The nurses and clinicians preparing to go on strike are demanding a new contract that will recruit new nurses to the hospitals and also retain the nurses who are already there. That would mean increasing wages to a fair market value that nurses say they are not getting.

“We want to care for our patients. We’re invested in our communities, we want to work in our communities, and it’s very demoralizing for them to think we’re not good enough and we can be replaced by travel nurses and nurses that come in across the line,” said Tamie Cline, ONA President.

ONA says all three bargaining teams have been in these negotiations since the fall of last year, and right now nurses are working under expired contracts.

Their intent to strike was delivered to employed on Thursday and the strike is set to start on Monday, June 19.

However, there are further bargaining meetings scheduled for next week before the strike is set to start and healthcare providers say that Providence has led them to believe they will not be showing up to those meetings.

“Providence has made it clear that in their statement that when we were giving 10-day notice that they would refuse to bargain. They said they would need to use that time to gather the resources to provide care in their facilities but what we say to that is we already provide care for our facilities and if you give us a fair contract, we’re going to be there and never leave and continue to provide amazing care to them,” said Kyle, RN, Providence Portland Surgical Oncology Unit.

Nurses say if something does change and Providence does show up to those meetings and they are able to come to an agreement on a fair contract they will not go on strike, but right now they don’t see that happening.

The healthcare workers say if an agreement is not met and they are forced to go on strike, the quality of patient care will go down, though they say patient care has already gone down and that is why they are striking.

Providence sent a statement Friday in response to the strike, saying:

We firmly believe that strikes don’t settle contracts, they delay them and keep our hard-working caregivers from getting the pay, benefits and contract enhancements they deserve.
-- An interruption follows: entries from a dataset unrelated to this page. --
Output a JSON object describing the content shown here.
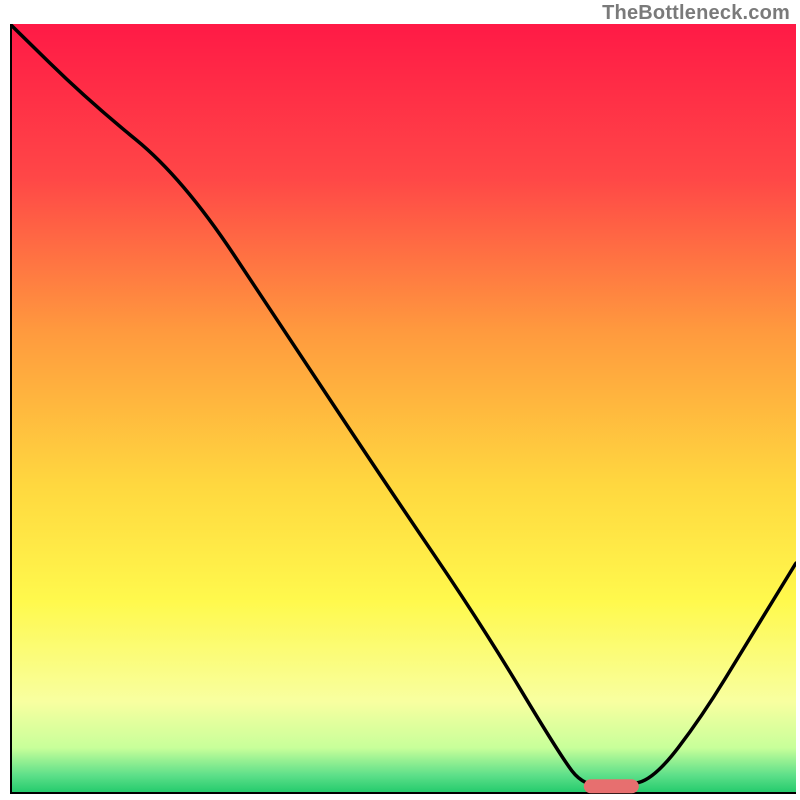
{
  "watermark": "TheBottleneck.com",
  "chart_data": {
    "type": "line",
    "title": "",
    "xlabel": "",
    "ylabel": "",
    "xlim": [
      0,
      100
    ],
    "ylim": [
      0,
      100
    ],
    "grid": false,
    "legend": false,
    "series": [
      {
        "name": "bottleneck-curve",
        "x": [
          0,
          10,
          22,
          35,
          48,
          60,
          70,
          73,
          78,
          82,
          88,
          94,
          100
        ],
        "y": [
          100,
          90,
          80,
          60,
          40,
          22,
          5,
          1,
          1,
          2,
          10,
          20,
          30
        ]
      }
    ],
    "marker": {
      "name": "highlight-segment",
      "x_start": 73,
      "x_end": 80,
      "y": 1,
      "color": "#e76f6f"
    },
    "background_gradient": {
      "stops": [
        {
          "offset": 0.0,
          "color": "#ff1a46"
        },
        {
          "offset": 0.2,
          "color": "#ff4747"
        },
        {
          "offset": 0.4,
          "color": "#ff9a3e"
        },
        {
          "offset": 0.6,
          "color": "#ffd83f"
        },
        {
          "offset": 0.75,
          "color": "#fff94d"
        },
        {
          "offset": 0.88,
          "color": "#f8ffa0"
        },
        {
          "offset": 0.94,
          "color": "#c8ff9a"
        },
        {
          "offset": 0.975,
          "color": "#5fe08a"
        },
        {
          "offset": 1.0,
          "color": "#1fc96a"
        }
      ]
    },
    "axis_stroke": "#000000",
    "axis_stroke_width": 4,
    "curve_stroke": "#000000",
    "curve_stroke_width": 3.5
  }
}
They also strain the health care delivery system in our communities, which can jeopardize vital care for those who rely on us.

We’re disappointed that ONA would ask union caregivers to choose between continuing to care for our community and a strike that distracts from the important dialogue at the bargaining table, which is where contracts get settled.
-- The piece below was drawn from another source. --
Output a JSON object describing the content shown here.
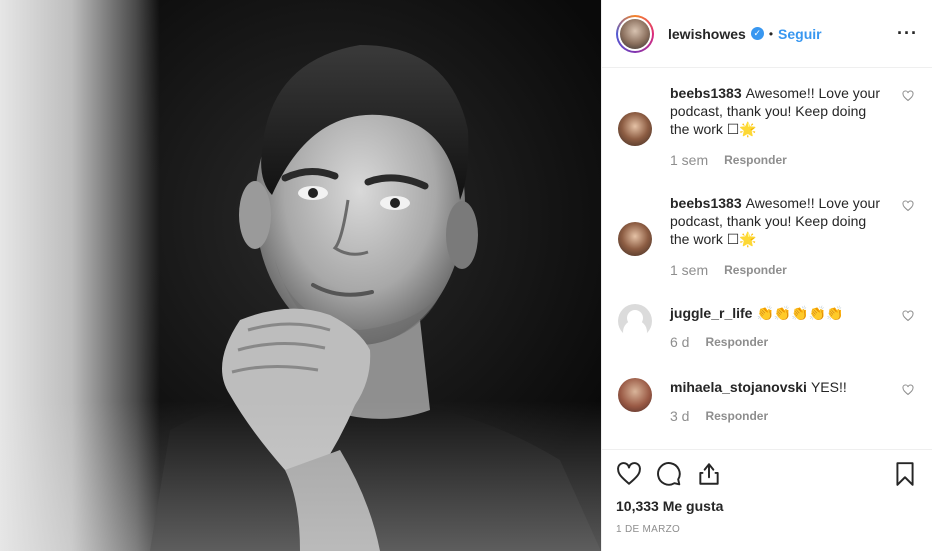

Our ministries have been preparing for this unfortunate possibility and are confident they will continue to provide critical services during the strike. Our highest priority is continued access to care for those who need it. The reality is that because of the staffing challenges a strike creates, there will be services that will be limited or closed during the strike.

As we turn our full focus to preparing our ministries for strikes, we’ll return to the bargaining table once these strikes end with a continued commitment to reaching agreements on contracts that benefit our caregivers and their families.